We constructed a portfolio of 10 CEFs and compared its profit to that of MUB. Each portfolio is constructed in a way that the profits of each portfolio move with a slope of 1.

Source: Author's software

Throughout 2015, the muni CEFs (portfolio 1) consistently underperformed MUB (portfolio 2). Any deviations from this behavior were small and temporary, moving in a 1 standard deviation range. But during 2016, profits generated by MUB have stalled while our muni CEFs have continued higher. The extent of this is best illustrated by the chart of profit/loss of portfolio 1 long vs. profit/loss of portfolio 2 short. This is trading at over 2 standard deviations from average.

So what has changed in 2016? A higher valuation of portfolio 1 may be justified if for some reason its NAV were outperforming MUBs. But the last two charts show this not to be the case. The NAV of portfolio 1 is actually decreasing in comparison to MUB as its valuation increases. The last part of the CEF rally follows no logic.
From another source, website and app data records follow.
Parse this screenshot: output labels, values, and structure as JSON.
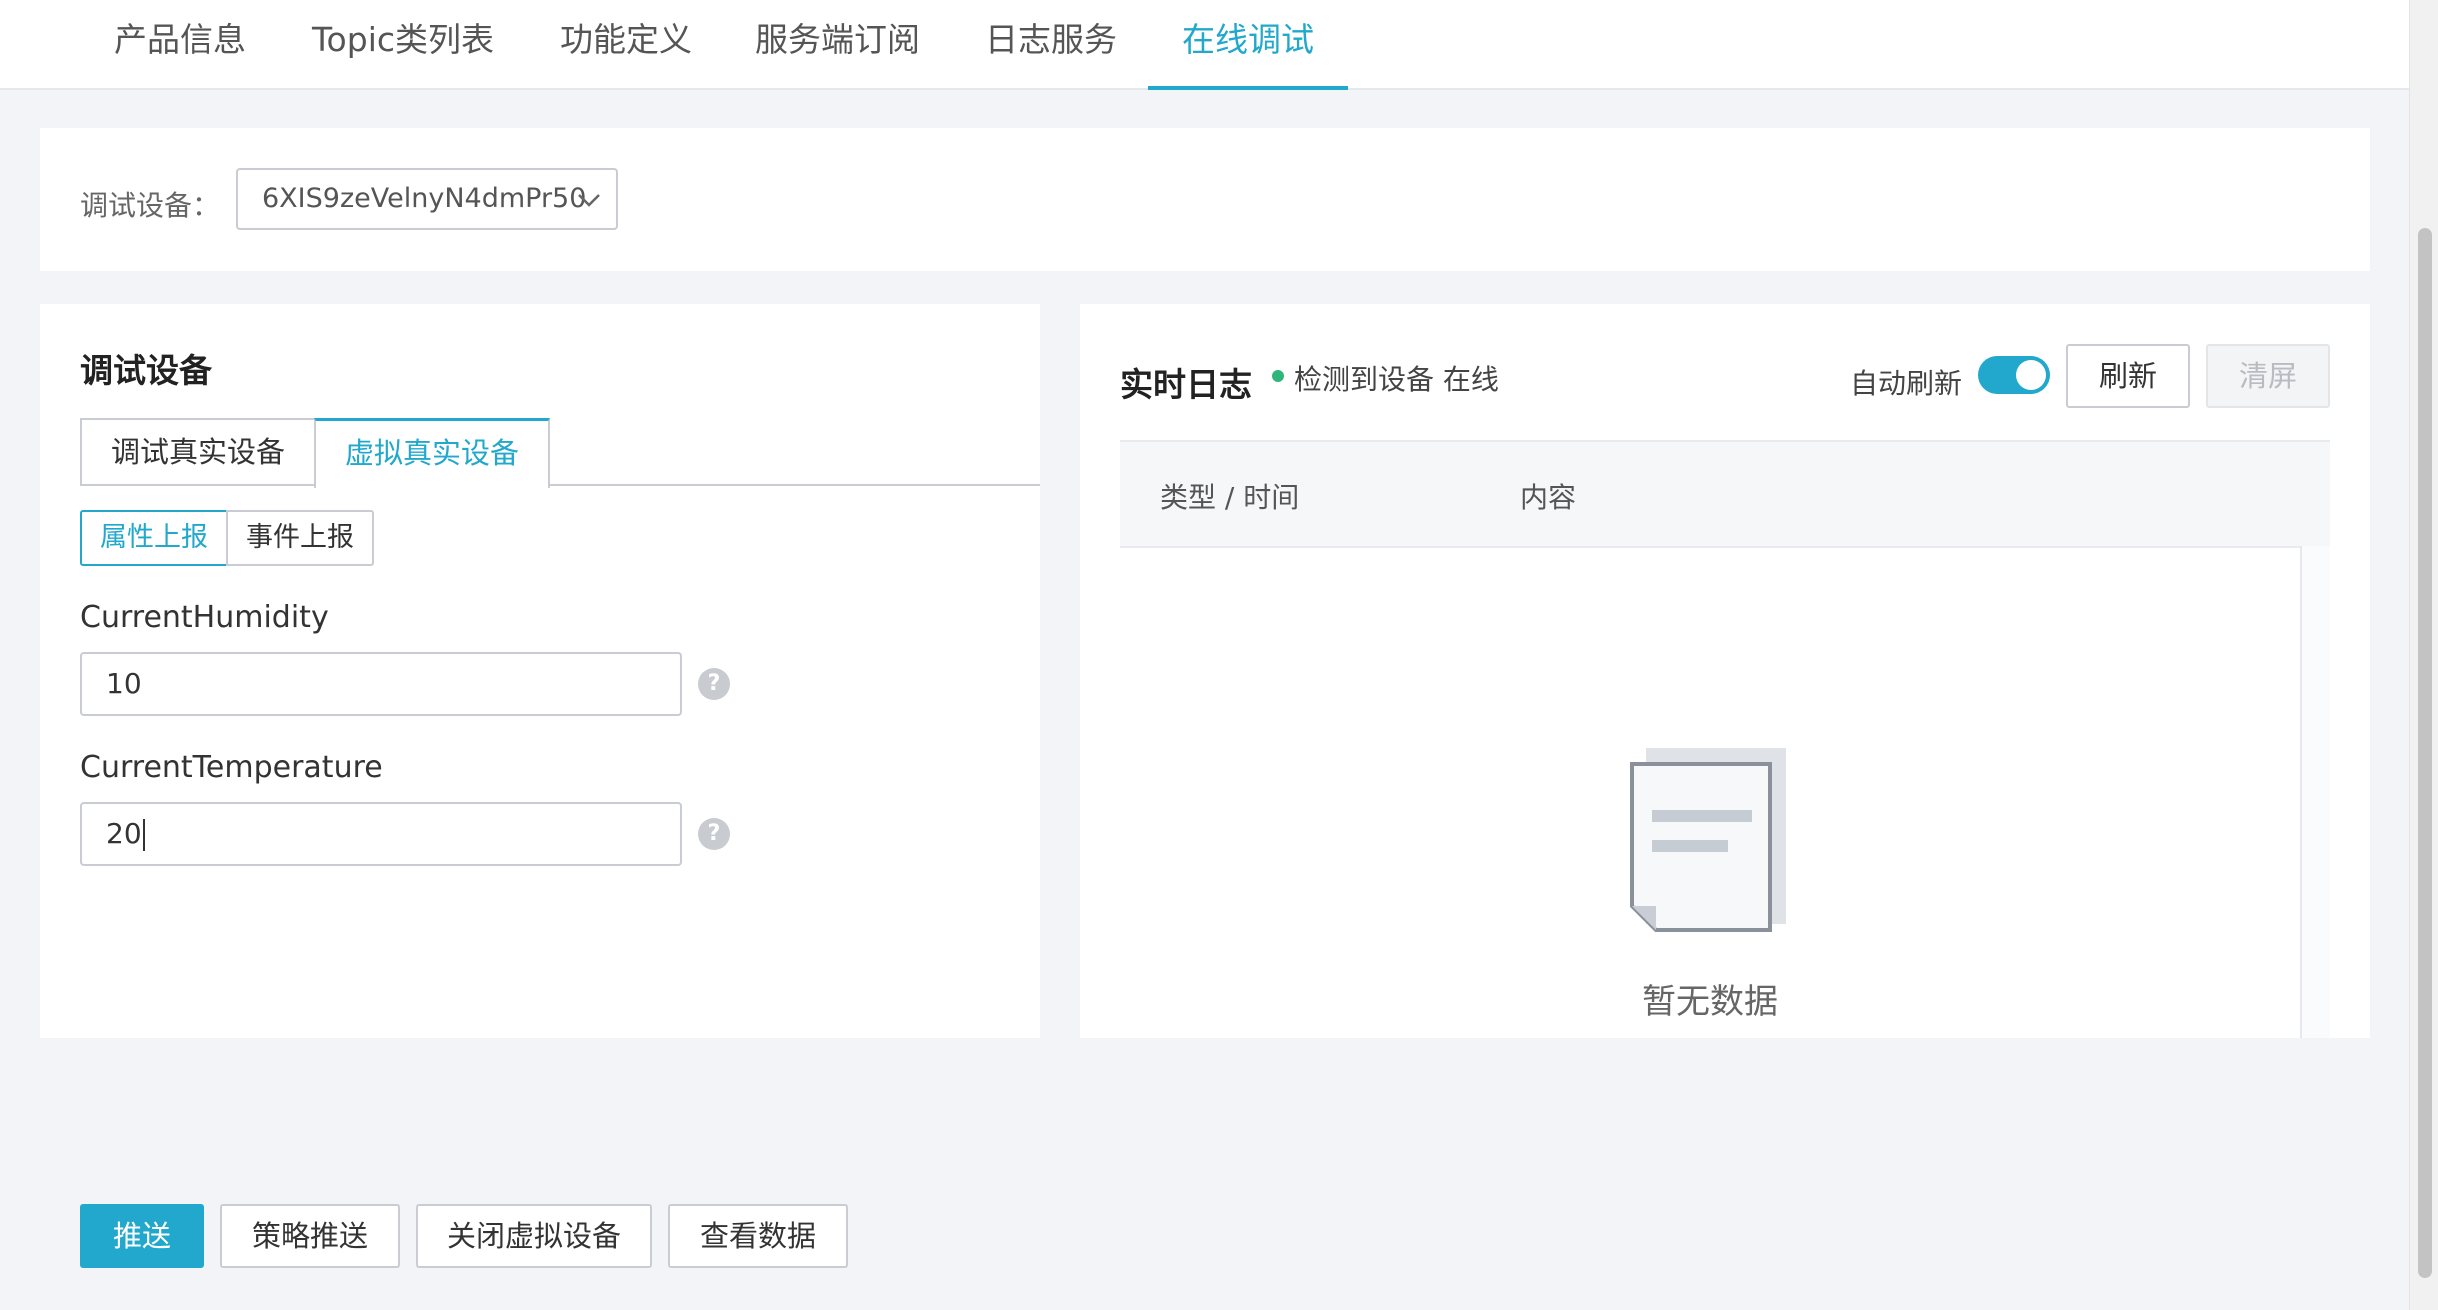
{
  "tabs": [
    {
      "label": "产品信息",
      "active": false
    },
    {
      "label": "Topic类列表",
      "active": false
    },
    {
      "label": "功能定义",
      "active": false
    },
    {
      "label": "服务端订阅",
      "active": false
    },
    {
      "label": "日志服务",
      "active": false
    },
    {
      "label": "在线调试",
      "active": true
    }
  ],
  "device_selector": {
    "label": "调试设备：",
    "value": "6XIS9zeVelnyN4dmPr50"
  },
  "debug_panel": {
    "title": "调试设备",
    "mode_tabs": [
      "调试真实设备",
      "虚拟真实设备"
    ],
    "active_mode": "虚拟真实设备",
    "report_tabs": [
      "属性上报",
      "事件上报"
    ],
    "active_report": "属性上报",
    "fields": [
      {
        "name": "CurrentHumidity",
        "value": "10"
      },
      {
        "name": "CurrentTemperature",
        "value": "20"
      }
    ],
    "actions": {
      "push": "推送",
      "strategy_push": "策略推送",
      "close_virtual": "关闭虚拟设备",
      "view_data": "查看数据"
    }
  },
  "log_panel": {
    "title": "实时日志",
    "status_text": "检测到设备 在线",
    "auto_refresh_label": "自动刷新",
    "auto_refresh_on": true,
    "refresh_label": "刷新",
    "clear_label": "清屏",
    "columns": [
      "类型 / 时间",
      "内容"
    ],
    "empty_text": "暂无数据"
  },
  "colors": {
    "accent": "#21a8cc",
    "online": "#2fb67a"
  }
}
How I Trade It

The standard deviation proposed is not large enough for a nice hedge trade. I am shorting some individual muni closed-end funds, but I have to be at my desk all the time due to the risks (see below). The idea of the article is not to make specific trade recommendations, but rather to make the reader aware of illogical buying in this part of the market. I would not buy municipal bonds or any closed-end funds associated with them, and I am cautious on the market as a whole.

Risks
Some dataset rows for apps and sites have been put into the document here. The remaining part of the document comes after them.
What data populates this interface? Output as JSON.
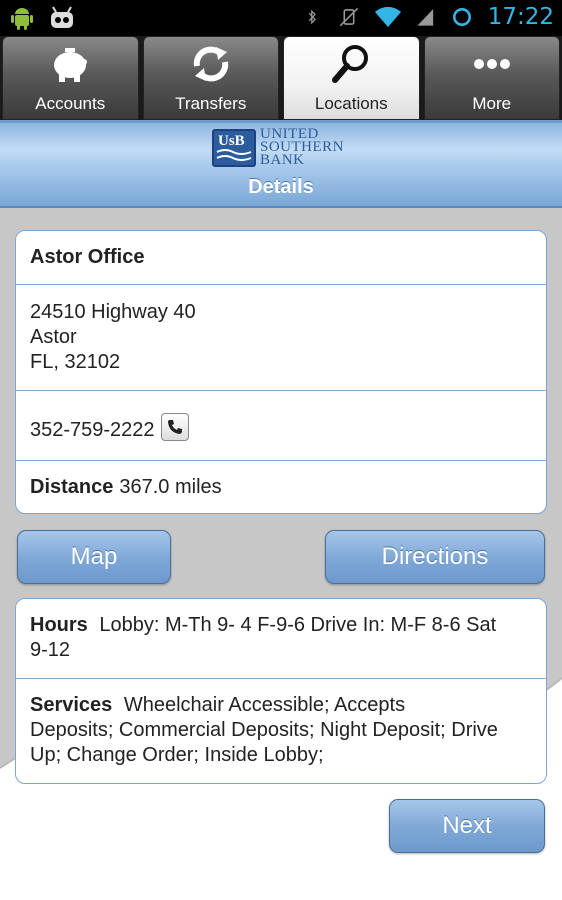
{
  "status_bar": {
    "time": "17:22",
    "icons": [
      "android-icon",
      "cyanogen-icon",
      "bluetooth-icon",
      "vibrate-off-icon",
      "wifi-icon",
      "signal-icon",
      "sync-icon"
    ]
  },
  "tabs": [
    {
      "label": "Accounts",
      "icon": "piggy-bank-icon"
    },
    {
      "label": "Transfers",
      "icon": "transfer-arrows-icon"
    },
    {
      "label": "Locations",
      "icon": "magnifier-icon",
      "active": true
    },
    {
      "label": "More",
      "icon": "more-dots-icon"
    }
  ],
  "logo": {
    "mark": "UsB",
    "line1": "UNITED",
    "line2": "SOUTHERN",
    "line3": "BANK"
  },
  "header": {
    "title": "Details"
  },
  "location": {
    "name": "Astor Office",
    "address_line1": "24510 Highway 40",
    "address_line2": "Astor",
    "address_line3": "FL, 32102",
    "phone": "352-759-2222",
    "distance_label": "Distance",
    "distance_value": "367.0 miles"
  },
  "buttons": {
    "map": "Map",
    "directions": "Directions",
    "next": "Next"
  },
  "info": {
    "hours_label": "Hours",
    "hours_line1": "Lobby: M-Th 9- 4 F-9-6 Drive In: M-F 8-6 Sat",
    "hours_line2": "9-12",
    "services_label": "Services",
    "services_line1": "Wheelchair Accessible; Accepts",
    "services_line2": "Deposits; Commercial Deposits; Night Deposit; Drive",
    "services_line3": "Up; Change Order; Inside Lobby;"
  },
  "colors": {
    "accent": "#33b5e5",
    "brand_blue": "#2d5c9e",
    "border_blue": "#7fa6d3"
  }
}
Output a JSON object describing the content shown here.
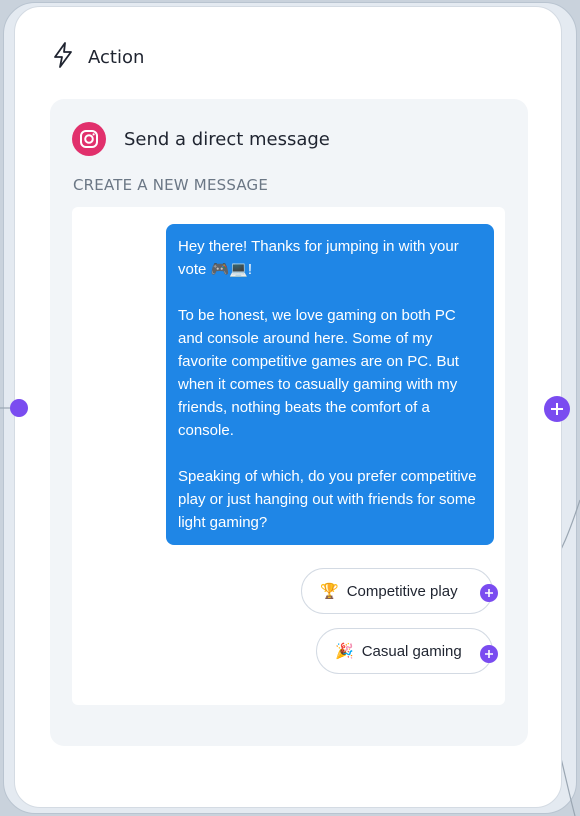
{
  "action": {
    "title": "Action",
    "icon": "lightning-icon"
  },
  "step": {
    "title": "Send a direct message",
    "icon": "instagram-icon",
    "section_label": "CREATE A NEW MESSAGE"
  },
  "message": {
    "text": "Hey there! Thanks for jumping in with your vote 🎮💻!\n\nTo be honest, we love gaming on both PC and console around here. Some of my favorite competitive games are on PC. But when it comes to casually gaming with my friends, nothing beats the comfort of a console.\n\nSpeaking of which, do you prefer competitive play or just hanging out with friends for some light gaming?"
  },
  "buttons": [
    {
      "emoji": "🏆",
      "label": "Competitive play"
    },
    {
      "emoji": "🎉",
      "label": "Casual gaming"
    }
  ],
  "colors": {
    "accent": "#7a4cf0",
    "bubble": "#1f86e6",
    "instagram": "#e1306c"
  }
}
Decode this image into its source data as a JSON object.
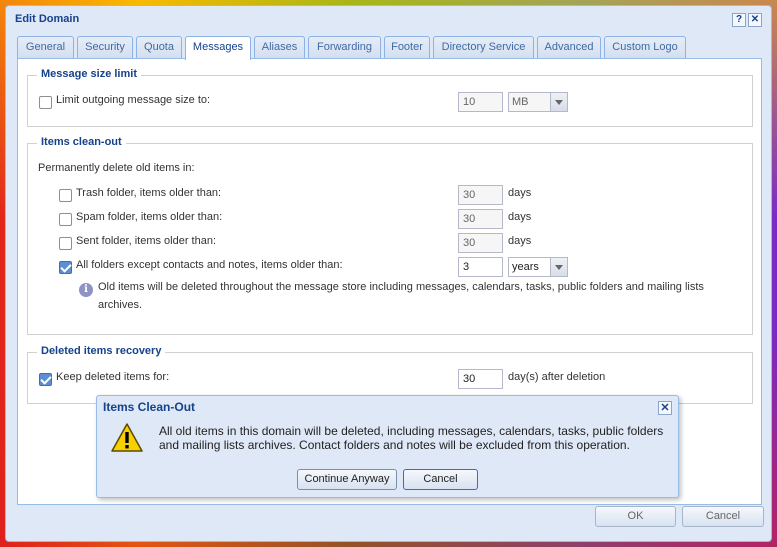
{
  "window": {
    "title": "Edit Domain",
    "help_glyph": "?",
    "close_glyph": "✕"
  },
  "tabs": [
    {
      "label": "General"
    },
    {
      "label": "Security"
    },
    {
      "label": "Quota"
    },
    {
      "label": "Messages",
      "active": true
    },
    {
      "label": "Aliases"
    },
    {
      "label": "Forwarding"
    },
    {
      "label": "Footer"
    },
    {
      "label": "Directory Service"
    },
    {
      "label": "Advanced"
    },
    {
      "label": "Custom Logo"
    }
  ],
  "message_size": {
    "legend": "Message size limit",
    "limit_label": "Limit outgoing message size to:",
    "limit_checked": false,
    "limit_value": "10",
    "limit_unit": "MB"
  },
  "cleanout": {
    "legend": "Items clean-out",
    "intro": "Permanently delete old items in:",
    "trash_label": "Trash folder, items older than:",
    "trash_checked": false,
    "trash_value": "30",
    "trash_unit": "days",
    "spam_label": "Spam folder, items older than:",
    "spam_checked": false,
    "spam_value": "30",
    "spam_unit": "days",
    "sent_label": "Sent folder, items older than:",
    "sent_checked": false,
    "sent_value": "30",
    "sent_unit": "days",
    "all_label": "All folders except contacts and notes, items older than:",
    "all_checked": true,
    "all_value": "3",
    "all_unit": "years",
    "info_glyph": "i",
    "info_line1": "Old items will be deleted throughout the message store including messages, calendars, tasks, public folders and mailing lists",
    "info_line2": "archives."
  },
  "recovery": {
    "legend": "Deleted items recovery",
    "keep_label": "Keep deleted items for:",
    "keep_checked": true,
    "keep_value": "30",
    "keep_unit": "day(s) after deletion"
  },
  "footer": {
    "ok_label": "OK",
    "cancel_label": "Cancel"
  },
  "dialog": {
    "title": "Items Clean-Out",
    "close_glyph": "✕",
    "message_line1": "All old items in this domain will be deleted, including messages, calendars, tasks, public folders",
    "message_line2": "and mailing lists archives. Contact folders and notes will be excluded from this operation.",
    "continue_label": "Continue Anyway",
    "cancel_label": "Cancel"
  },
  "colors": {
    "accent": "#15428b",
    "window_bg": "#dfe8f6",
    "border": "#99bbe8",
    "checkbox_checked": "#5a8fd6",
    "warning_yellow": "#f7d000"
  }
}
The limited potential and liquidity in such low volatile instruments is a big risk. Shorting some of the low volume funds can turn out to be a real disaster, so you must constantly monitor the hard to borrow rate. A good example would be the behavior of BHV.

A 60% chance of success with a risk reward ratio of 2:1 is not a realistic expectation for a short. In reality, the risk is much larger and hard to measure in advance. You may end up being right in general, but still make pennies from the trade.

Conclusion

A reasonable buyer will always try to shop around for a good deal. In municipal closed-end funds, this is not currently possible, but that does not stop the buying. Closed-end funds are easier to evaluate than most of the instruments traded on the exchanges and they are giving us a warning on the market at large.

After receiving some really nice arguments in the comments section, I decided to show the following chart:

Here you can see how the average premium/discount of 9 of the mentioned funds in the article is distributed for the last 998 trading days. I did not make any further calculations to determine if the distribution is normal, because it is quite obvious. Even this does not add any doubt in my trade, because I have risk management and reaction, but hope it might be helpful for readers. The average discount is -1.6% and the mode is in the range 8-11%. It is hard for me to interpret this 998 days data and it is up to the reader to make his/her conclusions.

Disclosure: I/we have no positions in any stocks mentioned, but may initiate a long position in MUB over the next 72 hours.

I wrote this article myself, and it expresses my own opinions. I am not receiving compensation for it (other than from Seeking Alpha). I have no business relationship with any company whose stock is mentioned in this article.

Additional disclosure: I am short BTA, IIM, VKI, VGM